WHAT IS REQUIRED:
Within these entries, how many lines contain the word "JSON"? Answer with the number alone.

SUPPLIED DATA:

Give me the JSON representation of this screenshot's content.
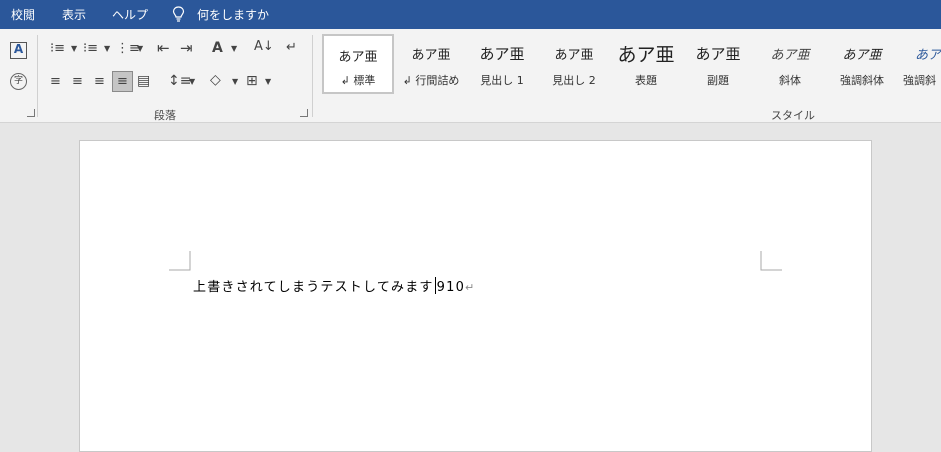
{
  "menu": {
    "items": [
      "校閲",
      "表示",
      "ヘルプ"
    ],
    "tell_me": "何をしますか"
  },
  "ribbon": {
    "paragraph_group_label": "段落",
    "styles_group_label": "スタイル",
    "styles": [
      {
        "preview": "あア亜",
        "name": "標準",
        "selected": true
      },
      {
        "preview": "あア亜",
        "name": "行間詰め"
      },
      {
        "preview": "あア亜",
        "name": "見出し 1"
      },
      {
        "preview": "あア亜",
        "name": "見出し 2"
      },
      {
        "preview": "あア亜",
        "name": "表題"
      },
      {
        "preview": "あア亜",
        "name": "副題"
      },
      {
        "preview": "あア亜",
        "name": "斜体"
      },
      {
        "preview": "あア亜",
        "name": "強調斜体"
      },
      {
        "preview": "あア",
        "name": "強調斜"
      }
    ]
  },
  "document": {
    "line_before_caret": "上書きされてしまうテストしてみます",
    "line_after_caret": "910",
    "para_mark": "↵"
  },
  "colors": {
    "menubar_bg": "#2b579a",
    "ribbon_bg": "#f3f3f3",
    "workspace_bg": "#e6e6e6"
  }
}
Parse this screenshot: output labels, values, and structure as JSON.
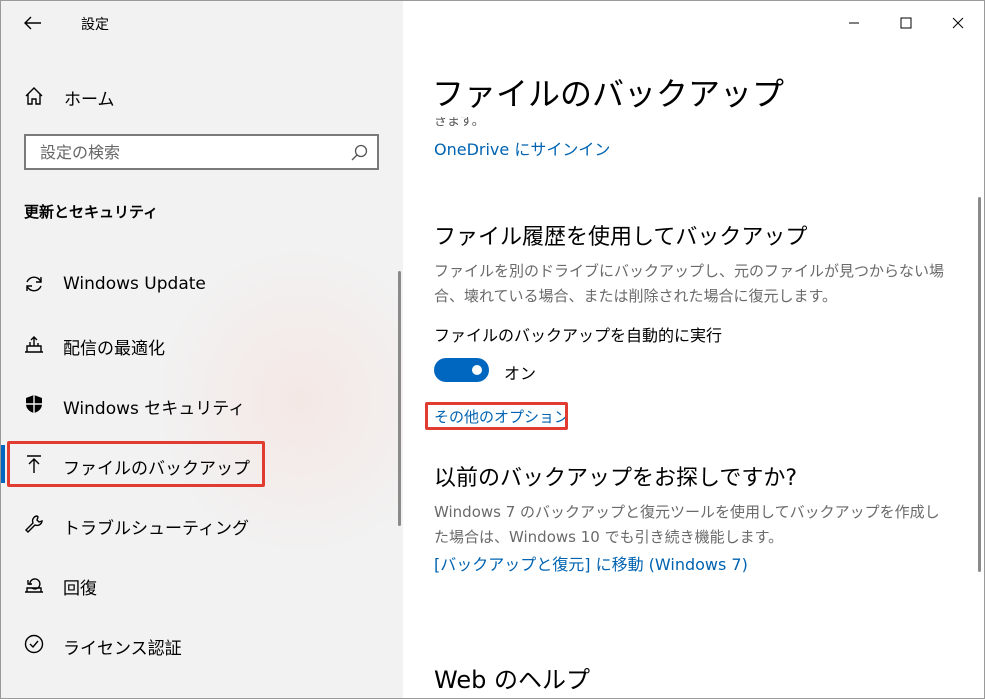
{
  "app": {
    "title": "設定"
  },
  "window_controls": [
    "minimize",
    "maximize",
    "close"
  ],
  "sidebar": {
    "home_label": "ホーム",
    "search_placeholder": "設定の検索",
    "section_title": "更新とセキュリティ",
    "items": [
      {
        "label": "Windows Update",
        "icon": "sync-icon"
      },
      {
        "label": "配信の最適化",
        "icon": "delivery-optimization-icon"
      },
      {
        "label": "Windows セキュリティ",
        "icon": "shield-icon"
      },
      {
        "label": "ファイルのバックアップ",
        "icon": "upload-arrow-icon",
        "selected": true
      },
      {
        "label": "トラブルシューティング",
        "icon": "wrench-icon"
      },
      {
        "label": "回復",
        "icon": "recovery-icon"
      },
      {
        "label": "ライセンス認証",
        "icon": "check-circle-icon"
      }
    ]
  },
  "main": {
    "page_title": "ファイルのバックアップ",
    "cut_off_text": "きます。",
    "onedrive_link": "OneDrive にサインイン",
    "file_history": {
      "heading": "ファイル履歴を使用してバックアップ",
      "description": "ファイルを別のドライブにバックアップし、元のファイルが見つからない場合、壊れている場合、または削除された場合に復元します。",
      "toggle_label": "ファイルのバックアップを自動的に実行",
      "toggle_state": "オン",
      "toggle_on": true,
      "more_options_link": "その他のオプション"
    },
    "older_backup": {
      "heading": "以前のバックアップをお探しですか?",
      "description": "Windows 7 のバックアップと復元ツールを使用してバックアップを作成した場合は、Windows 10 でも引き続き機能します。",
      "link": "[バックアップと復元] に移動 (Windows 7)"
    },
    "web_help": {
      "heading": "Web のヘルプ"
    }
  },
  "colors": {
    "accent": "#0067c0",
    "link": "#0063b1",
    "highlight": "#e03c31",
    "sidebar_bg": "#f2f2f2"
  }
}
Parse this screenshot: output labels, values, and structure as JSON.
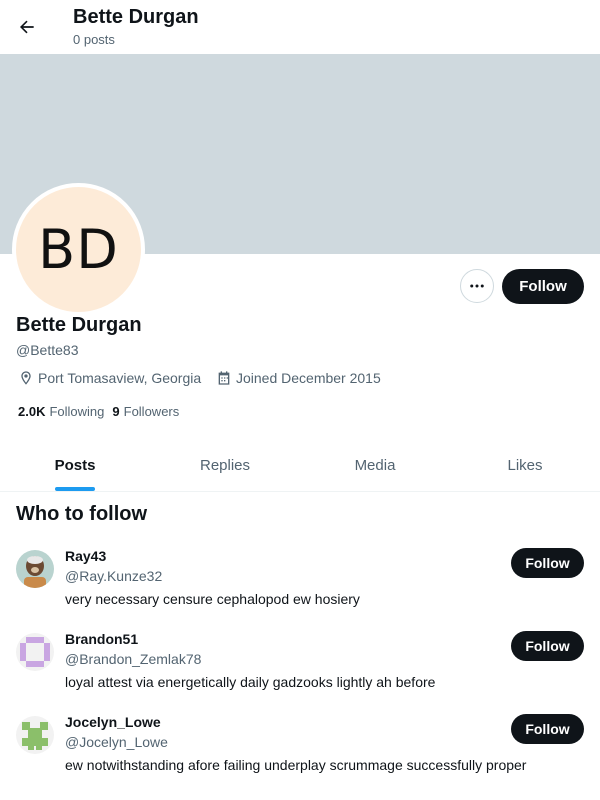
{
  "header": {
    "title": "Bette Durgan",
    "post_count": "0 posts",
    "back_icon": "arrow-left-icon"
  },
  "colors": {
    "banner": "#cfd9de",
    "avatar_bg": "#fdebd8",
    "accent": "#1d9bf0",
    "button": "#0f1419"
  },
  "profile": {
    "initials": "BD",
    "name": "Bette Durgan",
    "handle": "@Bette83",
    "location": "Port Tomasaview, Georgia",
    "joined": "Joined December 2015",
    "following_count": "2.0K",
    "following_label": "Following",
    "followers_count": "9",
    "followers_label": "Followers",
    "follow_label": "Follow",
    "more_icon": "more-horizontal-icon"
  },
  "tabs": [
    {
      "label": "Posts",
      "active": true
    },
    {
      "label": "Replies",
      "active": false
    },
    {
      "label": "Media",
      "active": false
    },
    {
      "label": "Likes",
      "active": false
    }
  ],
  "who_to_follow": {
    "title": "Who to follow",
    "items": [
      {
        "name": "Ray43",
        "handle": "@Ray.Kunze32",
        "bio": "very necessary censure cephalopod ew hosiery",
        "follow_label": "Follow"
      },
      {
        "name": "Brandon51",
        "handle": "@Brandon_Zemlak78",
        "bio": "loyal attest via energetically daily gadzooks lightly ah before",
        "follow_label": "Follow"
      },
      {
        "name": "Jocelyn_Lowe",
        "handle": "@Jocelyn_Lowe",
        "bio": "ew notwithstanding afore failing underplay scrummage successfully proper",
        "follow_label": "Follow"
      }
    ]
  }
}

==

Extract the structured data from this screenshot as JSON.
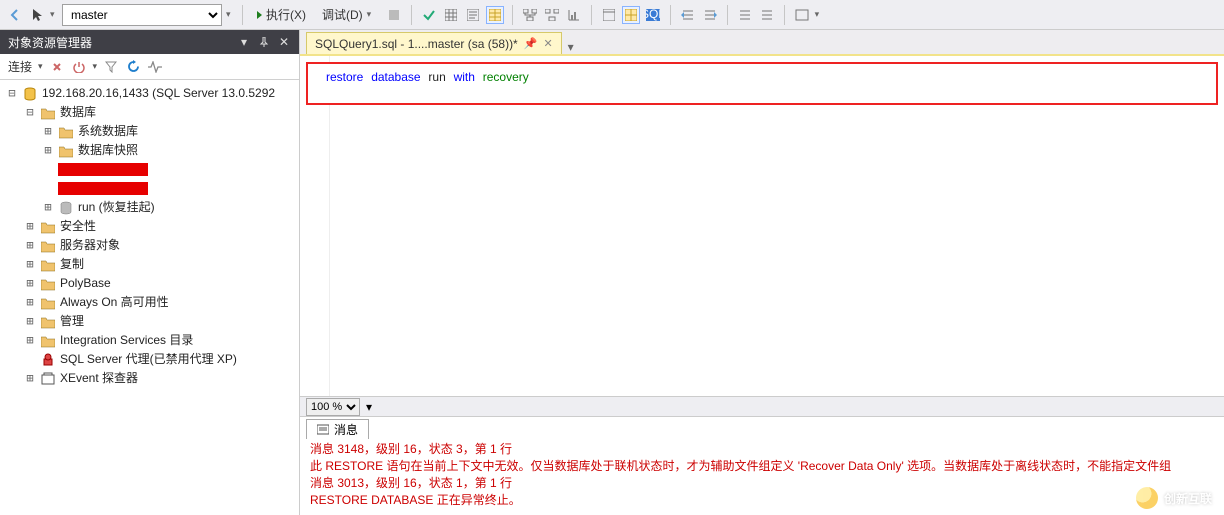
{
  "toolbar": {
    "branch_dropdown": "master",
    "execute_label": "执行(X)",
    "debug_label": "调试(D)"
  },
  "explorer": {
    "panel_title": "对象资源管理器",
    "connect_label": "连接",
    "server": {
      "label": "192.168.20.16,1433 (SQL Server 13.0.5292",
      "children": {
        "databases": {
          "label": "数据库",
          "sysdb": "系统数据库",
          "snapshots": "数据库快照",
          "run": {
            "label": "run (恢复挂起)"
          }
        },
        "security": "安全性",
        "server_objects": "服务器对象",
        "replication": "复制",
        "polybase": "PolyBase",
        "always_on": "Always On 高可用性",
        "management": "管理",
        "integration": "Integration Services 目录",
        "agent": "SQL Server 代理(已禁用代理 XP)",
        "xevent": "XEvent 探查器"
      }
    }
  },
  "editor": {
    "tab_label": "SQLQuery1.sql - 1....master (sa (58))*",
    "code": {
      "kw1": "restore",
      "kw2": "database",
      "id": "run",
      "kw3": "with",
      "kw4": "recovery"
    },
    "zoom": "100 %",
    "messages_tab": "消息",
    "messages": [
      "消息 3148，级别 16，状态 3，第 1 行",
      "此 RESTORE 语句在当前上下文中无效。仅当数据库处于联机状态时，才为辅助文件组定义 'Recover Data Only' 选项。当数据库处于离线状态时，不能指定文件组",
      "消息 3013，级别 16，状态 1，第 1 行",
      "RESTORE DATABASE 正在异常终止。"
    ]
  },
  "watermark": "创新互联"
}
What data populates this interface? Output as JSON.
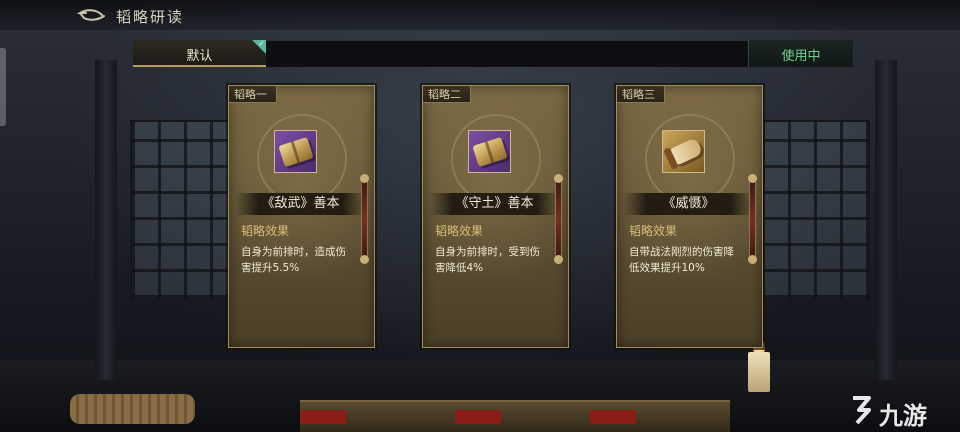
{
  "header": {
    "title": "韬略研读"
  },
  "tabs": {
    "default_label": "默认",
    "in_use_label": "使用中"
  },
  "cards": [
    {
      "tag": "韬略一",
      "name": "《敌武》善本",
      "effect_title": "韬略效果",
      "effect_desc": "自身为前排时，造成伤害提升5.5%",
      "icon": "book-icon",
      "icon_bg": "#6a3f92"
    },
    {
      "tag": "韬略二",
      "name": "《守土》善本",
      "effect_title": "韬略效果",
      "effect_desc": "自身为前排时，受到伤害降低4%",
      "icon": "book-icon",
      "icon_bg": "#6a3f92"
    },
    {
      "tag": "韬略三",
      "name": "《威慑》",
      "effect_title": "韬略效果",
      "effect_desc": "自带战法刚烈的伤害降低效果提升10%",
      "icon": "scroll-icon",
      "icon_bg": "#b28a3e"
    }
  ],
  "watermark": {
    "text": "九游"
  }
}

RESULT FOR THIS EXERCISE:
5